Really? Lawyers who bill $600 an hour and big, bloated law firms who charge four times that much -- these guys can't afford a research arm? It's fine for real estate lawyers or those speeding ticket fixers with dingy offices located next to police precincts. But what about the legal yahoos drafting pro/con technology legislation and making it stick?
If I as a journalist publish something erroneous (and I have -- please don't cite all the examples, I drink enough as it is), at least I can immediately print a retraction after my editor punishes me with an appropriate level of electroshock "therapy." Lawyers who get together in a group, snort some high-end flake in the bathroom, quickly peruse some Machiavellian prose to warm up, then head into court, though.... When those fools mess up, it can take years to correct their mistakes.
All of this comes into play with Europe's recent right-to-be-forgotten law. Sorry, European Court of Justice; I know you guys are supposedly educated and make reams more than us weenie news geeks do, but if this is the kind of asininity-infested drivel coming from all that privilege, you should be forced to donate your fortunes to a worthy cause and go live under a highway overpass. What are you thinking?
To get you up to speed: The European high court recently ruled that individuals have the right to ask search engines to remove links to what is deemed "outdated, false, or irrelevant" information about them. The wording in the actual bill is incredibly confusing, a fantastic example of brain draining legalese. Fortunately, there was an official press release that was promised to be much more direct. I checked that out and, yeah, they lied.

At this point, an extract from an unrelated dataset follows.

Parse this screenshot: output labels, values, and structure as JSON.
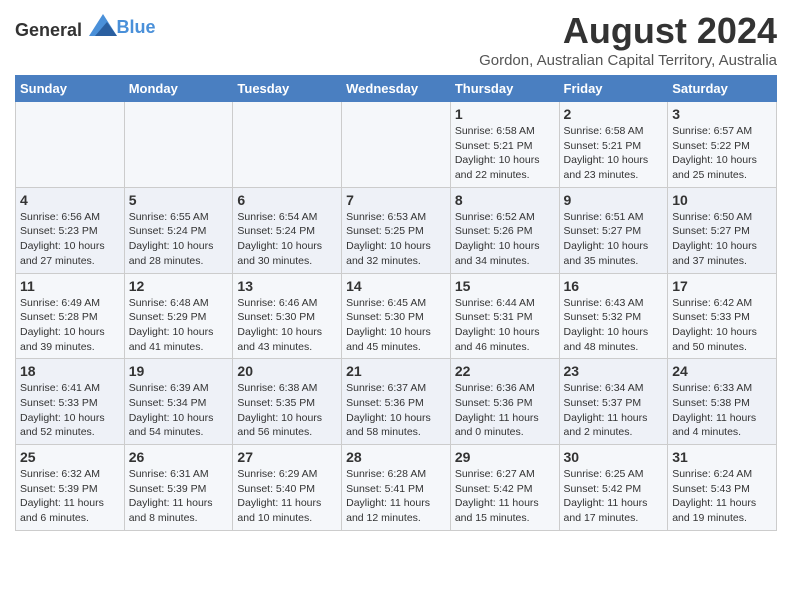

If I read it right (and if I didn't, please correct me in comments so I can, in turn, correct it next week -- Wow! What a concept!), this nut-bar ruling is based on a 2010 case where a hapless Spaniard filed a complaint in Spanish court against a site that had left information about it him online even though that information was wrong and long outdated. So he filed against the site (logical) and against Google for linking to it (totally illogical). In typically inscrutable lawyer logic, the court ruled that publishing the information was legal, so the site got off unscathed, but Google's linking to it was against the rules, so they were directed to remove any related search links. Apparently linking to "lawfully published" content is unlawful in Spain.